ST. PETERSBURG — Transportation planners are drawing up plans for the 16 rail stations that could be built between St. Petersburg and Clearwater if voters approve a penny sales tax referendum next fall and are trying to enact the needed zoning changes so the transit hubs eventually can anchor bustling commercial centers.
The measure on the November 2014 ballot will ask Pinellas County voters to fund development of a light rail line and expansion of the county bus system. The rail line would run between downtown Clearwater and downtown St. Petersburg, passing through the Gateway area to the east. Someday, trains could run across the Howard Frankland Bridge to Tampa.
The potential economic benefits of the rail line would come through the clustering of new residential development and businesses around stations that handle multiple types of transportation, including rail, buses and pedestrians, Pinellas Suncoast Transit Authority staffers said Monday at a meeting of PSTA's Advisory Committee for Pinellas Transportation.
“This is really the start of our discussion of the implications of putting together this kind of transit program and the effect that it has on our community, economic development and land use and how all these pieces fit together,” said Cassandra Borchers, chief development officer at PSTA.
If the referendum is approved, areas slated for a station include downtown Clearwater, Lealman, Largo, Gateway and downtown St. Petersburg. County planners based their designs on public input from local residents and businesses. Work wouldn't start on any of the stations until at least 2018, according to PSTA's current plans.
“Those particular concepts aren't set in stone, but they're what the citizens and the groups that got together would like to see in the stations,” said Michael Crawford, interim executive director of the Pinellas Planning Council.
Each station design is different, and each calls for something completely different from the area where it would be built. The vision for downtown Clearwater, for example, includes encouraging day and night activities and connecting the station to the waterfront. One of the two stations slated for Largo would encourage “a progressive and futuristic mixed-use community.” The Lealman plan would create easier access to workplaces near its station.
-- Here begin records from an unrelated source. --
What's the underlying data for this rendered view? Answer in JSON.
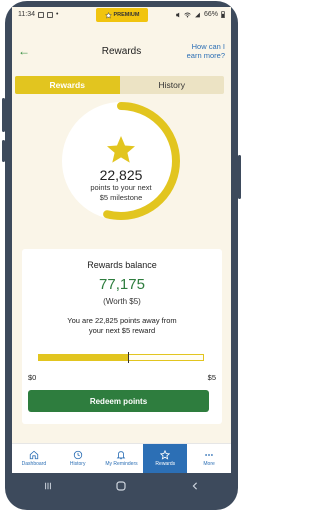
{
  "status_bar": {
    "time": "11:34",
    "battery": "66%",
    "premium_label": "PREMIUM"
  },
  "header": {
    "title": "Rewards",
    "help_link": "How can I earn more?"
  },
  "tabs": [
    {
      "label": "Rewards",
      "active": true
    },
    {
      "label": "History",
      "active": false
    }
  ],
  "progress_ring": {
    "points": "22,825",
    "subtitle_line1": "points to your next",
    "subtitle_line2": "$5 milestone",
    "progress_fraction": 0.54
  },
  "balance_card": {
    "title": "Rewards balance",
    "balance": "77,175",
    "worth": "(Worth $5)",
    "message_line1": "You are 22,825 points away from",
    "message_line2": "your next $5 reward",
    "progress_fraction": 0.54,
    "min_label": "$0",
    "max_label": "$5",
    "button_label": "Redeem points"
  },
  "bottom_nav": [
    {
      "label": "Dashboard",
      "icon": "home-icon"
    },
    {
      "label": "History",
      "icon": "clock-icon"
    },
    {
      "label": "My Reminders",
      "icon": "bell-icon"
    },
    {
      "label": "Rewards",
      "icon": "star-icon",
      "active": true
    },
    {
      "label": "More",
      "icon": "more-dots-icon"
    }
  ],
  "colors": {
    "accent_yellow": "#e2c51f",
    "brand_green": "#2e7d3e",
    "link_blue": "#2c6fb5",
    "background": "#faf5e8"
  }
}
The Pinellas County Commission is expected to vote on the transit referendum ballot language in December. The 24-mile light rail line is expected to cost $1.68 billion, representatives from engineering firm HNTB said Monday.
A 2011 Jacobs Engineering study concluded it would cost between $1.3 billion and $1.8 billion to build.
“I think it's all falling into place,” said Largo City Commissioner Harriet Crotzer, a member of the advisory committee.